The administrators of the Facebook page were unable to be reached for comment and had not posted any confessions on the page in over three weeks.

Almost as varied as the content matter is the reception from members of the St. Edward’s community. A frequent commenter of the page, sophomore Damion Laverne finds the page humorous.

“I don’t really think the confessions page gives the school a bad name and it shouldn’t,” Laverne said. “Take it with a grain of salt because it’s not like this stuff happens all the time.”

Sophomore Krystal Joseph agrees, calling the page “lighthearted and fun.”

“I believe that by keeping the page up, no harm will be done, and if anything it will just bring the university something to bond over and spread a few laughs,” Joseph said.

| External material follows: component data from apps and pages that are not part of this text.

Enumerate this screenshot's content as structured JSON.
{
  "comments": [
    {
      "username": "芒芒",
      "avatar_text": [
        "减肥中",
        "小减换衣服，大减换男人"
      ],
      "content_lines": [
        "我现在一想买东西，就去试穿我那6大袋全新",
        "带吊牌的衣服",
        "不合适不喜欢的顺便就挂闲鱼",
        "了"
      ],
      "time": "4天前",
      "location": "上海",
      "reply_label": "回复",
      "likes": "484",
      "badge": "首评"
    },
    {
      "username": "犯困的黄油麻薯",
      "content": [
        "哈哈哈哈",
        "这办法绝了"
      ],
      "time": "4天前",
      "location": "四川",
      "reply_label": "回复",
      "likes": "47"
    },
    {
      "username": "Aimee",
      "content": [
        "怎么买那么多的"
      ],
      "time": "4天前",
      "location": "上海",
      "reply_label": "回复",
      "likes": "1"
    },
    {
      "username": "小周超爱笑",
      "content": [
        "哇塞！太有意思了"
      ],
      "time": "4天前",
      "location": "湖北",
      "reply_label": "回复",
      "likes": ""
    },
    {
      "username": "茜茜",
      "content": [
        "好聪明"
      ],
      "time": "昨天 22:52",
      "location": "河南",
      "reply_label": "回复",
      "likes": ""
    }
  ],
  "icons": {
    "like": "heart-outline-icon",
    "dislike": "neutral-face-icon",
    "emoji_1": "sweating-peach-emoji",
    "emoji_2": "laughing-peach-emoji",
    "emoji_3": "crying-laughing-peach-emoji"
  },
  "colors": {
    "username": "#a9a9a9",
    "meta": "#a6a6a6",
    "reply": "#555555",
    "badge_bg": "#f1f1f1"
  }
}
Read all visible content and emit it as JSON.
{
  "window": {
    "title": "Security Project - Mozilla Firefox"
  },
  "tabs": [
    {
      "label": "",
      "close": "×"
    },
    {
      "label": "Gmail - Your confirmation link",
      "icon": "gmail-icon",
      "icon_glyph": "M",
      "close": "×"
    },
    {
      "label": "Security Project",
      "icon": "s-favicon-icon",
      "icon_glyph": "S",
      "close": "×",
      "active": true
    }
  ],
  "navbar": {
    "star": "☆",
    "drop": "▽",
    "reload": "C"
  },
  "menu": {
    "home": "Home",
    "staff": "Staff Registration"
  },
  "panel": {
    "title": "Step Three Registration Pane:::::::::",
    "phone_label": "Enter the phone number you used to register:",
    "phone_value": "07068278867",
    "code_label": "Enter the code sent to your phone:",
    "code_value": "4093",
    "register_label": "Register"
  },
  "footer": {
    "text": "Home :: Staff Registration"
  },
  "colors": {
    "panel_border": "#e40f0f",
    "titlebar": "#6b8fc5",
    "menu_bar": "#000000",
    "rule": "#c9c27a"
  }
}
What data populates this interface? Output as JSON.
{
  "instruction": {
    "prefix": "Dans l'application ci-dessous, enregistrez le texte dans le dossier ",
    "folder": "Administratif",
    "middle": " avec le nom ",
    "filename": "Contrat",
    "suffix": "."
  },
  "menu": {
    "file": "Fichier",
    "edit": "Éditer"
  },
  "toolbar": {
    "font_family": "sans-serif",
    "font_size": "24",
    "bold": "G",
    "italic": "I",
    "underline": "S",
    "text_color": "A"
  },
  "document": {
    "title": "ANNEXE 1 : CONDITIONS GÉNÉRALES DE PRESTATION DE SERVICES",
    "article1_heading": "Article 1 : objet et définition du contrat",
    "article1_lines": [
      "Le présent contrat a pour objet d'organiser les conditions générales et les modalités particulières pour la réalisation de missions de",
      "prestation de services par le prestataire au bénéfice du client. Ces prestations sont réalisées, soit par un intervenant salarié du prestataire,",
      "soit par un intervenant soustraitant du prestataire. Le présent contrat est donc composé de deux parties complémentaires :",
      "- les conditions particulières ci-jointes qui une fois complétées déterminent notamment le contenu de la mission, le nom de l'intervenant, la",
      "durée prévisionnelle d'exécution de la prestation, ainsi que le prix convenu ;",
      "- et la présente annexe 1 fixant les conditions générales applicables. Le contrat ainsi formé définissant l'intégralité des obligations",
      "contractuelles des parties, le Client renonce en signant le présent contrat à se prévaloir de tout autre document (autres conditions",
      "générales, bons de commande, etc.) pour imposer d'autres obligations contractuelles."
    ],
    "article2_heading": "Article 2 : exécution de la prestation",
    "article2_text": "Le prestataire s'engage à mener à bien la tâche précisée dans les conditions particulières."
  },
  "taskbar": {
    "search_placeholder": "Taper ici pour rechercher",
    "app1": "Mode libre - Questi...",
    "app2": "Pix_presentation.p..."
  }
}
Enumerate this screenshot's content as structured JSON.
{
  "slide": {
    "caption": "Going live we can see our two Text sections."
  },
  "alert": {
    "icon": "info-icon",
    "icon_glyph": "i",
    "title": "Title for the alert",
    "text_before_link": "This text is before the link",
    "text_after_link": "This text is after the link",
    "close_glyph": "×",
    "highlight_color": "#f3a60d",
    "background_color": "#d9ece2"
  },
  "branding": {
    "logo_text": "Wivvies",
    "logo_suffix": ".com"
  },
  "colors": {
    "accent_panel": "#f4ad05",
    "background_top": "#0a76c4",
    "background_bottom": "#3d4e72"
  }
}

A request for a comment from the Student Government Association was declined.

Professor of English Writing and Rhetoric Beth Eakman was unaware of the page, which she called “sad” and “disappointing” but not surprising, until asked to give a comment on her perception.

“You’ve got some people who I think are really being sincere and some people who are being creeps and other people that are writing fiction,” Eakman said.

As a rhetoric professor, Eakman sees the page as a document with no purpose.

“It’s supposed to be a confession, but since there’s no direction at all, it’s anarchy, so it ends up just being noise,” she said.

The question of the sincerity of the confessions comes into play since there is no way to tell who the confession is from and therefore, no way to verify it’s truthfulness.

Laverne estimated that 60-70 percent of the confessions were true.

“I don’t doubt some of the things happen here,” he said.

Joseph also supposes the page is mostly true.

“I believe just like any other university confession page there is mostly truth to the comments but a few over-exaggerations or lies,” Joseph said. “It may have some truth to it, but it doesn’t resemble what St. Ed’s stands for and what it represents.”

Eakman advises the confessors to find another outlet for their secrets.

“We are Catholic. We have professionals on our campus that you can confess to,” Eakman said. “Go to someone that knows what they are doing.”